IMG_4990The four interlinked lakes of Kosi Bay form part of the iSimangaliso Wetland Park in the north-eastern corner of South Africa.

There is evidence to suggest that this area was inhabited in the late Stone-Age with Iron-Age sites dating back to 290AD being found further south near Lake St Lucia. The discovery of trade beads suggests that Arab traders visited the coast here as early as 1250. Vasco de Gama and his crew are said to have been the first Europeans to land on this coastline in 1497.

Kosi bay is the cultural capital of the Tembe-Tonga people who migrated to the area in the middle of the 17th century. These people established a great kingdom stretching from the Pongola (Maputo) River in the west to the Indian Ocean in the east; and from Delagoa (Maputo) Bay in the north to the Sodwana Bay area in the south.

Their history and culture are unique and this sets them apart from the surrounding Zulu, Swazi and Shangaan tribes. The Tembe kingdom was at its most powerful at the end of the 1700’s under King Mabhudu I who established an alliance with the powerful Zulu King Shaka. The tribe fulfilled the role of intermediary between the European traders at Delagoa Bay and the tribes of the interior. Maputo, the capital of Mozambique is named after King Mabhudu I.

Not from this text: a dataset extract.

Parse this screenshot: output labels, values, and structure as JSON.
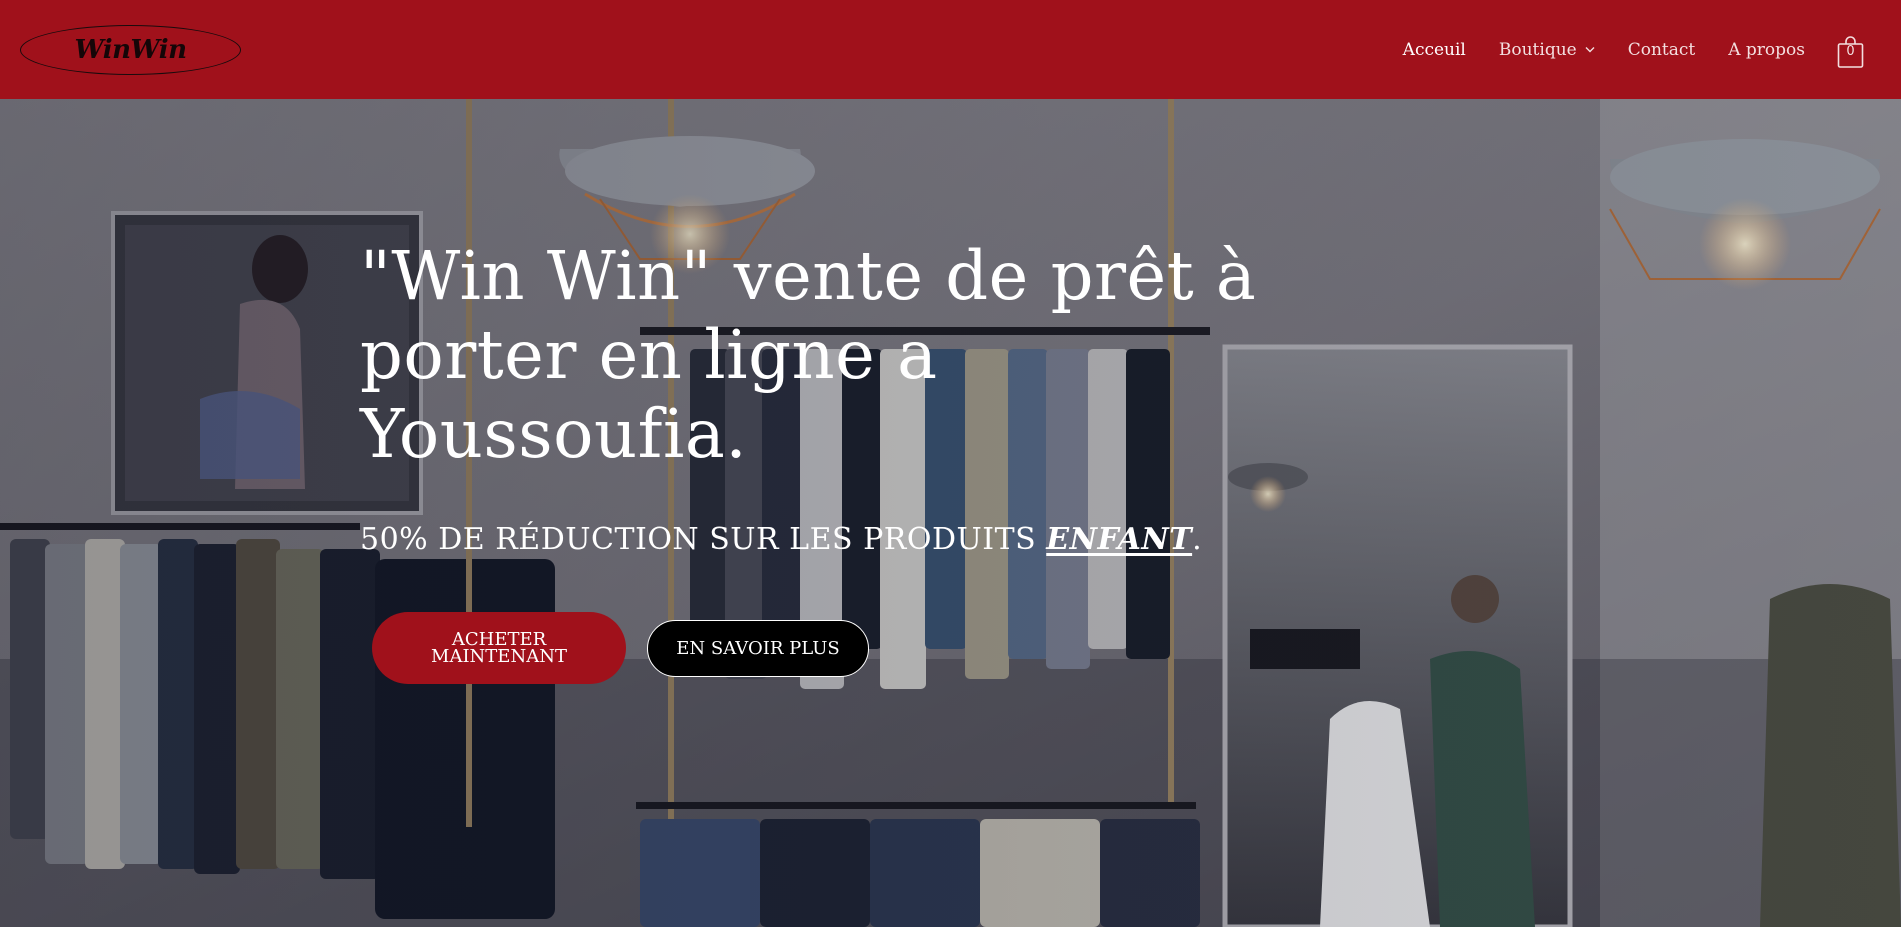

IMG_5141In the late 1800’s European imperialism took its toll and the kingdom was split. The northern part was awarded to the Portuguese and became part of what is today known as Mozambique and the southern part of the kingdom was given to the British and became part of what is now known as Kwa-Zulu-Natal province in South Africa.

The Kosi Bay Nature reserve was declared in 1950, in 1975 South Africa undertook to protect the coastal wetlands of the area and the Greater St Lucia Wetland Area was created. In 1999 the area was declared South Africa’s first UNESCO World Heritage Site and in 2010 was renamed iSimangaliso which means “miracle and wonder” in the local Zulu language. Kosi Bay is today, still the proud home of the Tsonga people and their primitive fish traps. These traps are passed down from generation to generation and are thought to have been in existence on the lakes for centuries.